=== Begin Enclosure ===

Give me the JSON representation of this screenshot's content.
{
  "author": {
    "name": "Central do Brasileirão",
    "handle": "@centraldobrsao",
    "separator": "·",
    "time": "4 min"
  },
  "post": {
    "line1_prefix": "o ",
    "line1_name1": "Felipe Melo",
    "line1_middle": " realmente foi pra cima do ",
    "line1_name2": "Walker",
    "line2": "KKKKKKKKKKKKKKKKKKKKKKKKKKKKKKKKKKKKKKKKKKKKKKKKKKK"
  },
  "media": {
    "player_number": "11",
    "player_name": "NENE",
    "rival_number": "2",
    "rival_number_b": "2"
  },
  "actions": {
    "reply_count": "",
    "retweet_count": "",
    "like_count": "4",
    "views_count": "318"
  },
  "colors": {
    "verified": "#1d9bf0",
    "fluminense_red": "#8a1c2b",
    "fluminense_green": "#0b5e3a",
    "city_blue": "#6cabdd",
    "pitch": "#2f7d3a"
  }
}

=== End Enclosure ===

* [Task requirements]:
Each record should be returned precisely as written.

* [Response for this exercise]:
Give me the JSON representation of this screenshot's content.
{
  "author": {
    "name": "Central do Brasileirão",
    "handle": "@centraldobrsao",
    "separator": "·",
    "time": "4 min"
  },
  "post": {
    "line1_prefix": "o ",
    "line1_name1": "Felipe Melo",
    "line1_middle": " realmente foi pra cima do ",
    "line1_name2": "Walker",
    "line2": "KKKKKKKKKKKKKKKKKKKKKKKKKKKKKKKKKKKKKKKKKKKKKKKKKKK"
  },
  "media": {
    "player_number": "11",
    "player_name": "NENE",
    "rival_number": "2",
    "rival_number_b": "2"
  },
  "actions": {
    "reply_count": "",
    "retweet_count": "",
    "like_count": "4",
    "views_count": "318"
  },
  "colors": {
    "verified": "#1d9bf0",
    "fluminense_red": "#8a1c2b",
    "fluminense_green": "#0b5e3a",
    "city_blue": "#6cabdd",
    "pitch": "#2f7d3a"
  }
}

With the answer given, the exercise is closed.